To the traveler, the design district offers both delights and dilemmas. At best, it gets you off the beaten path, offering a kind of to-the-trade, behind-the-scenes look at the studios and showrooms where creative people aren’t trying to sell you on anything, but are busy selling — and inspiring — one another. At worst, it leaves you stuck in style — in a global Brooklyn where the same digitally distributed hipsterish aesthetic is always available for purchase — wondering whether you’ve left one bubble for another.
Carrying my cooling cappuccino in its smartly branded paper cup along Maboneng’s main drag, I thought it over. The precinct’s revival might have been wholly strategized, and commercially as well as culturally driven, but its effect was real and inspiring, clearly animating the lives of locals, not just tourists. Next to the stuff you could find anywhere was stuff you could find only there — especially fashions and fabrics with their own regional vision and vernacular heritage.
On the neighborhood map, the district’s boundaries appear sharply drawn, but as I walked along them, I found something more open-ended. Certain features, like the private security services so visible throughout much of Johannesburg, faded out a little, but the perimeter was also full of lively businesses and crowded sidewalks that weren’t necessarily part of anyone’s master plan.

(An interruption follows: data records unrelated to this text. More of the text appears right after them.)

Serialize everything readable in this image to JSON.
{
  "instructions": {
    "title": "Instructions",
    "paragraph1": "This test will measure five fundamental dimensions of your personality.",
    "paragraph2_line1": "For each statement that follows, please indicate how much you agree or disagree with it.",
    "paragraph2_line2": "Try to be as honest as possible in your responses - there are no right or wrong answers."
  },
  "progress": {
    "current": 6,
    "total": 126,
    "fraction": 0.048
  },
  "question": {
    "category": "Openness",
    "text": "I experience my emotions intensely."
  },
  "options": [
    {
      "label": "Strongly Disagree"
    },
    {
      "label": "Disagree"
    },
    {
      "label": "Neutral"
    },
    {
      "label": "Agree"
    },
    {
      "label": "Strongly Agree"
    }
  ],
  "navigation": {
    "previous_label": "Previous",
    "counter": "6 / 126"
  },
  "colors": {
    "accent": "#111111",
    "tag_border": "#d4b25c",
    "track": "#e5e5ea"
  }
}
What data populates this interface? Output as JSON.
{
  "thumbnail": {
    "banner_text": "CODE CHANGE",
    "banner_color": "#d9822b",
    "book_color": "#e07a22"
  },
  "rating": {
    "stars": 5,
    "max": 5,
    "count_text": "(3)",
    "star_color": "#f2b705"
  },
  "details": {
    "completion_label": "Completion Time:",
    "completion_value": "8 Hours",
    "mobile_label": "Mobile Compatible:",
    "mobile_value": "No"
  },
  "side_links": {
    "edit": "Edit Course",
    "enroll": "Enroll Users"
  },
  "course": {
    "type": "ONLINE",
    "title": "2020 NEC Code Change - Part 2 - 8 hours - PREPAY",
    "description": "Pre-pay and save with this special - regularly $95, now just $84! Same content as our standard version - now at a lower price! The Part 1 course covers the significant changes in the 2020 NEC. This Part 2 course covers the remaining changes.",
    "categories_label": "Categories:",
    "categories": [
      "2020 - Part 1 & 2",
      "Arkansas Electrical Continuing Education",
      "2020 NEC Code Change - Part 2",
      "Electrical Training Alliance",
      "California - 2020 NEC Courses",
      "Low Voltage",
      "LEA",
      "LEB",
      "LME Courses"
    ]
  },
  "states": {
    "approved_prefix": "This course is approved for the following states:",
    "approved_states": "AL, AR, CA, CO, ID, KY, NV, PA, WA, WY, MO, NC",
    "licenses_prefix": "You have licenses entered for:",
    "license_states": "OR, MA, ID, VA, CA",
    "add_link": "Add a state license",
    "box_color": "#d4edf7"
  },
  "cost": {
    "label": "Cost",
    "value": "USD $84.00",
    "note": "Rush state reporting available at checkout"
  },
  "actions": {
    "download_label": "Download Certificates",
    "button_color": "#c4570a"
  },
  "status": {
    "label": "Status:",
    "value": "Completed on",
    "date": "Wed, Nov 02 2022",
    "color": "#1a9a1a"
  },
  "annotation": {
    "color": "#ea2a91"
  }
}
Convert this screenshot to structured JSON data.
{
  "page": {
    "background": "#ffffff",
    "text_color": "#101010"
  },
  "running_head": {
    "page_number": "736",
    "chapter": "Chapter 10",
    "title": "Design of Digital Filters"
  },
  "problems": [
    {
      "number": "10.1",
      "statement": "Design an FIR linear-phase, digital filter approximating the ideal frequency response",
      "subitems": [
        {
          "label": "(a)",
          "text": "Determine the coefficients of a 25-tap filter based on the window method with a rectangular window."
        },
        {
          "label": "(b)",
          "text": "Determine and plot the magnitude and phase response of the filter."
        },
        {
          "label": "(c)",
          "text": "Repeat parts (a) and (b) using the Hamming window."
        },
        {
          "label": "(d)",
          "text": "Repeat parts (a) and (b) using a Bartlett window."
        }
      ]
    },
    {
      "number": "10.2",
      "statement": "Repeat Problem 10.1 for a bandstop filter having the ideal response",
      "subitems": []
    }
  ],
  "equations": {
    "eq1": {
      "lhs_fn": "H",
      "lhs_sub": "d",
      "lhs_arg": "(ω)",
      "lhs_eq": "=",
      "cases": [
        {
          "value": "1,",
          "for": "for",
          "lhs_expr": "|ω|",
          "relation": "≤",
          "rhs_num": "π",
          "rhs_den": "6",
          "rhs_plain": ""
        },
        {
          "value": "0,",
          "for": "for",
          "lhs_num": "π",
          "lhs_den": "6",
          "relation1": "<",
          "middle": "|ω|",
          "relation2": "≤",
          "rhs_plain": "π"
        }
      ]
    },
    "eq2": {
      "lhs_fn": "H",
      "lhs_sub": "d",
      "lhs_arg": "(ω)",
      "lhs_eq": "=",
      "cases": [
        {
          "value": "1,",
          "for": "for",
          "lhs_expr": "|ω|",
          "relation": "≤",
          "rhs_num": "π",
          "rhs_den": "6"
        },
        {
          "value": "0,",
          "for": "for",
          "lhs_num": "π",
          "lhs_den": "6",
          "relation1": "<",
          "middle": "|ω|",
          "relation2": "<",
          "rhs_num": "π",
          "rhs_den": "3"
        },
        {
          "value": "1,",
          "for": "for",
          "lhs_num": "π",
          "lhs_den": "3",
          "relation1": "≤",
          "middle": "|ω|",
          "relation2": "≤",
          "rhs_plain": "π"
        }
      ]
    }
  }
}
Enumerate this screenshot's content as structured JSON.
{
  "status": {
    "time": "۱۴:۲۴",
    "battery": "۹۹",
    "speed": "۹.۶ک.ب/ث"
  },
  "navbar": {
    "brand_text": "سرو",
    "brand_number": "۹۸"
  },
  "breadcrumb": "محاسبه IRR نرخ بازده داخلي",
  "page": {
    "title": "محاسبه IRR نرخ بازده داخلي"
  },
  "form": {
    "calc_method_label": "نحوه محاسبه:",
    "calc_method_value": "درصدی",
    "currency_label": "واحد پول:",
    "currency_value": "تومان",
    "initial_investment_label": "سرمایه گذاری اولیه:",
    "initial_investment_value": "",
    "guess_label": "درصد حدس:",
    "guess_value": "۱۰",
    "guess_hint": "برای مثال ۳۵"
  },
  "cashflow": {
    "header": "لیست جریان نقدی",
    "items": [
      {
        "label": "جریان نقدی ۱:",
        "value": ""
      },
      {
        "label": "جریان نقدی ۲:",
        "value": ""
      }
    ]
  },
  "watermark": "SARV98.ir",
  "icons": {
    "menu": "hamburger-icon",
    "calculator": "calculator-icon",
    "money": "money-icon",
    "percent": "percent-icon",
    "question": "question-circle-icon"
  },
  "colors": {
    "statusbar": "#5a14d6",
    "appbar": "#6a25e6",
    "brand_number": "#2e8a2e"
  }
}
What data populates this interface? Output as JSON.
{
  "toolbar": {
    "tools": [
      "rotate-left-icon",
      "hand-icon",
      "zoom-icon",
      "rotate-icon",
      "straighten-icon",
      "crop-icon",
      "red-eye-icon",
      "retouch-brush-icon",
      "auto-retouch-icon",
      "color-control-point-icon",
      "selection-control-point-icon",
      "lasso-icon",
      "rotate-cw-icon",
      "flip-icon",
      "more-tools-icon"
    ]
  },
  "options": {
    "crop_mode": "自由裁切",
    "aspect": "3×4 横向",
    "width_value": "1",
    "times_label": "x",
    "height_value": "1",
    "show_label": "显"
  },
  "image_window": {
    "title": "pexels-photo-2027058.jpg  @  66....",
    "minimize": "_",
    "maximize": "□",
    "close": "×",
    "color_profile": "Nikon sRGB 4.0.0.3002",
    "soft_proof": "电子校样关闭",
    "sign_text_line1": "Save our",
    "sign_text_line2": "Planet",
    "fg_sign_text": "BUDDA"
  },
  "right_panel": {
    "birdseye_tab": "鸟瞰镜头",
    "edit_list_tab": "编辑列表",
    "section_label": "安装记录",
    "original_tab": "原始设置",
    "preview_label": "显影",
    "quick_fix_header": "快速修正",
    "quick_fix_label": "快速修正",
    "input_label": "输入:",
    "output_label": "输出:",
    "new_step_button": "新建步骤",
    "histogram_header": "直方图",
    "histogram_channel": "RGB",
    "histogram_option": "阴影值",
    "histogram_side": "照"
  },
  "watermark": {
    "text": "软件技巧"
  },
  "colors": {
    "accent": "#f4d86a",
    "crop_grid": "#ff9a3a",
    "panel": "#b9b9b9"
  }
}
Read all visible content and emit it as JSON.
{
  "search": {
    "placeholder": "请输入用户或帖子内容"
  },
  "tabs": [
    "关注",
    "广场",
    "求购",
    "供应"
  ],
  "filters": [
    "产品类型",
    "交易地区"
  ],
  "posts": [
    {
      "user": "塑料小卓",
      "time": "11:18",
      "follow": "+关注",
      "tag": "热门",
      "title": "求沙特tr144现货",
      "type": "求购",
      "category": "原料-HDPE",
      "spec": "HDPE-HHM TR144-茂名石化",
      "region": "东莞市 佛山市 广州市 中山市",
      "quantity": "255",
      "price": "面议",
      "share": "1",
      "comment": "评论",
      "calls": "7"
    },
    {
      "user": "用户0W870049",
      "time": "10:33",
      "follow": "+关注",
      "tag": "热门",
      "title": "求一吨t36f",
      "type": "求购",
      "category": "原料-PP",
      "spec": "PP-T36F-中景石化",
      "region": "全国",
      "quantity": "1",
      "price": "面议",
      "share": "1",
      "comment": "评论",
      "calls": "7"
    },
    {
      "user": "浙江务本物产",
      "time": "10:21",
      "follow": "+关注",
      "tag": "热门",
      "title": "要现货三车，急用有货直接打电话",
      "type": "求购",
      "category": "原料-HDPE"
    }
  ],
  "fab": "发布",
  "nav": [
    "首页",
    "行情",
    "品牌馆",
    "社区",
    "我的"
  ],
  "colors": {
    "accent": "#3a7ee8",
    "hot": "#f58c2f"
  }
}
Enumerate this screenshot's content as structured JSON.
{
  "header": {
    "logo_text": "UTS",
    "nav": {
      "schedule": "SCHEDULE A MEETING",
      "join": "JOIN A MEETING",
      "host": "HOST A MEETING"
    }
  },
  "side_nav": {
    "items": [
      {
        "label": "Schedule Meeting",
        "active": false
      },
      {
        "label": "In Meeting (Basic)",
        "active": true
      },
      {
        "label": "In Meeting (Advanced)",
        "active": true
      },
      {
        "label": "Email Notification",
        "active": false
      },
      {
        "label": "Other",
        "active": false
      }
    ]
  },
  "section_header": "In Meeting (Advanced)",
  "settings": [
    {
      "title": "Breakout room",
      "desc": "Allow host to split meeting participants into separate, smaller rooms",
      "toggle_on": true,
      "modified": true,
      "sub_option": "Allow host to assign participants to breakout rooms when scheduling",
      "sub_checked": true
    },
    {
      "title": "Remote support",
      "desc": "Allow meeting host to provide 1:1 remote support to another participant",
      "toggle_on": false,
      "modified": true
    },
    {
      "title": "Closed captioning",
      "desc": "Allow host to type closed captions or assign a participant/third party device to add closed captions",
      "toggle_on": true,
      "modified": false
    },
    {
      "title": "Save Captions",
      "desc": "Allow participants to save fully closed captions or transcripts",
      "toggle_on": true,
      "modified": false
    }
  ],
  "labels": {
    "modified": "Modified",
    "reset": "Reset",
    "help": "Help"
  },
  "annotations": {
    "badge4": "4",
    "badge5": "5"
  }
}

The district had catalyzed more than just aesthetic expression. Design, unlike style, isn’t a matter of perfect visualization and control: it’s a choreography between planned and unplanned, invention and discovery, top-down and bottom-up, generic and specific, synthetic and organic. Walking the edges of Maboneng is a reminder that it’s at the complicated border of any design district that the real work of urban design begins.